Johnson must have rushed his advertisement to press, though he may have written the copy in advance of receiving a new shipment of merchandise. Before listing his wares, he informed prospective customers that he “Has just imported for Sale from LONDON, By the CHARMING SALLY, Capt. RAINIER,” the dozens of items he enumerated. Johnson’s advertisement filled most of a column on the second page. The facing page featured a variety of advertisements and news items, including the shipping news for the previous week. Among the arrivals and departures at the port, on June 28 the “Ship Charming Sally, Peter Rainier” had ENTERED INWARDS at the CUSTOM-HOUSE” from London. The vessel that carried Johnson’s new inventory arrived the day before his advertisement ran in the Georgia Gazette. The shipping news that appeared elsewhere in the newspaper bolstered his assertion that he carried fresh goods rather than leftovers that had sat on shelves or in storage. This also suggests one manner in which readers engaged with newspapers; Johnson may have expected readers to move back and forth between news items and his advertisement to tell a more complete story.

The copy of this issue of the Georgia Gazette that has been preserved, photographed, and digitized provides other evidence about how some readers used newspapers. Four of the items in the left column have small checkmarks next to them. Why? This was not an indication for the printer or compositor to remove those items in subsequent insertions. All four appear throughout the entire run of Johnson’s advertisement. Instead, someone took note of those items in particular. Perhaps a prospective customer used the advertisement to make a shopping list. Perhaps a competitor marked items of interest. We will probably never know what those checkmarks signified, but they do testify that the advertisement garnered notice. It was not merely published and overlooked by readers of the Georgia Gazette.

May 25

What was advertised in a colonial American newspaper 250 years ago today?

May 25 - 5:25:1768 Georgia Gazette
Georgia Gazette (May 25, 1768).

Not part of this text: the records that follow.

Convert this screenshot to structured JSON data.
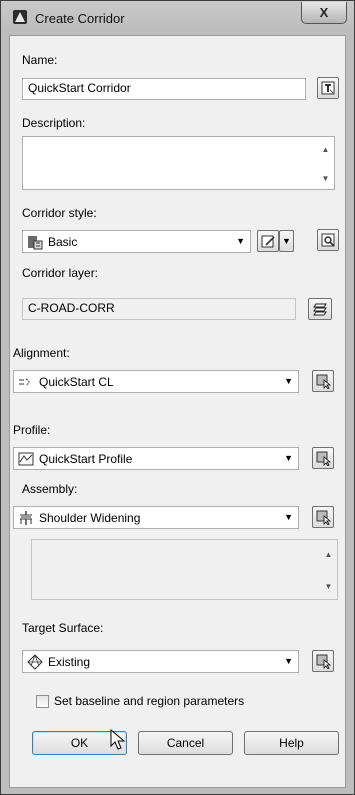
{
  "window": {
    "title": "Create Corridor",
    "close_glyph": "X"
  },
  "fields": {
    "name_label": "Name:",
    "name_value": "QuickStart Corridor",
    "description_label": "Description:",
    "description_value": "",
    "corridor_style_label": "Corridor style:",
    "corridor_style_value": "Basic",
    "corridor_layer_label": "Corridor layer:",
    "corridor_layer_value": "C-ROAD-CORR",
    "alignment_label": "Alignment:",
    "alignment_value": "QuickStart CL",
    "profile_label": "Profile:",
    "profile_value": "QuickStart Profile",
    "assembly_label": "Assembly:",
    "assembly_value": "Shoulder Widening",
    "target_surface_label": "Target Surface:",
    "target_surface_value": "Existing"
  },
  "checkbox": {
    "label": "Set baseline and region parameters",
    "checked": false
  },
  "buttons": {
    "ok": "OK",
    "cancel": "Cancel",
    "help": "Help"
  },
  "icons": {
    "app": "civil3d-icon",
    "rename": "name-template-icon",
    "style_edit": "edit-style-icon",
    "style_preview": "preview-style-icon",
    "layer": "layer-icon",
    "pick": "pick-from-drawing-icon"
  },
  "colors": {
    "default_button_border": "#3c7fb1",
    "dialog_bg": "#f0f0f0"
  }
}
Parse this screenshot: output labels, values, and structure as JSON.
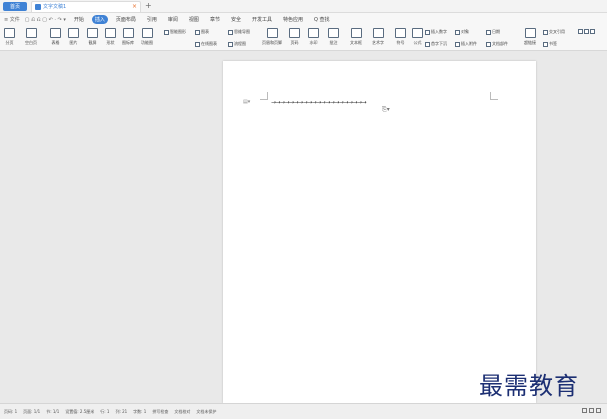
{
  "tabs": {
    "home": "首页",
    "document": "文字文稿1",
    "close": "×",
    "new": "+"
  },
  "menu": {
    "file": "≡ 文件",
    "quick_access": "▢ ⎌ ⎌ ▢ ↶ · ↷ ▾",
    "items": [
      "开始",
      "插入",
      "页面布局",
      "引用",
      "审阅",
      "视图",
      "章节",
      "安全",
      "开发工具",
      "特色应用",
      "Q 查找"
    ],
    "active_index": 1
  },
  "ribbon": {
    "large_buttons": [
      "分页",
      "空白页",
      "表格",
      "图片",
      "截屏",
      "形状",
      "图标库",
      "功能图",
      "页眉和页脚",
      "页码",
      "水印",
      "批注",
      "文本框",
      "艺术字",
      "符号",
      "公式",
      "超链接",
      "书签"
    ],
    "small_buttons": [
      "智能图形",
      "图表",
      "在线图表",
      "流程图",
      "思维导图",
      "插入数字",
      "对象",
      "首字下沉",
      "插入附件",
      "文档部件",
      "日期",
      "交叉引用",
      "文本框"
    ]
  },
  "document": {
    "paragraph_marker": "▤▾",
    "arrow_line": "→→→→→→→→→→→→→→→→→→→→→",
    "paste_options": "⎘▾"
  },
  "status": {
    "items": [
      "页码: 1",
      "页面: 1/1",
      "节: 1/1",
      "设置值: 2.5厘米",
      "行: 1",
      "列: 21",
      "字数: 1",
      "拼写检查",
      "文档校对",
      "文档未保护"
    ]
  },
  "watermark": "最需教育",
  "colors": {
    "accent": "#3f82d5",
    "watermark": "#1c2f73"
  }
}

“MANCHESTER and BIRMINGHAM WARES, daily expected from Bristol.”

In an advertisement they placed in the May 25, 1768, edition of the Georgia Gazette, merchants Inglis and Hall promoted merchandise they already had on hand. In addition, they attempted to stoke anticipation for inventory that would be available soon but had not yet arrived at their store in Savannah.

Inglis and Hall proclaimed that they “have just imported” an assortment of goods “from London.” They named the ships and captains that had transported that “QUANTITY of EUROPEAN and EAST-INDIA GOODS” across the Atlantic so readers could consult the shipping news or their own memories to confirm that they did indeed sell wares that had recently arrived in the colony.

At the same time, Inglis and Hall reported that they had ordered a “GENERAL ASSORTMENT of LINENS, WOOLENS, MANCHESTER and BIRMINGHAM WARES” that they expected to add to their stock soon since the vessel carrying them was “daily expected from Bristol.” Given that the Georgia Gazette, like every other newspaper published in the American colonies in 1768, appeared only once a week, it was quite possible that Inglis and Hall would make those goods available for sale before the next issue scheduled for publication on June 1. Previewing the merchandise might have drawn customers into the store for an initial visit to see what was available as well as a return visit to check for new arrivals, increasing foot traffic and potential sales.

This strategy also conditioned some prospective customers to read the weekly list of ships “ENTERED INWARDS at the CUSTOM-HOUSE” printed elsewhere in the Georgia Gazette as an extension of Inglis and Hall’s advertisement. The merchants created the possibility that anyone reading that a vessel had arrived from Bristol would associate that news with their advertisement trumpeting a much more extensive inventory. Although they did not have any authority over the other content in the newspaper, Inglis and Hall harnessed the shipping news as an auxiliary component of their own advertisement.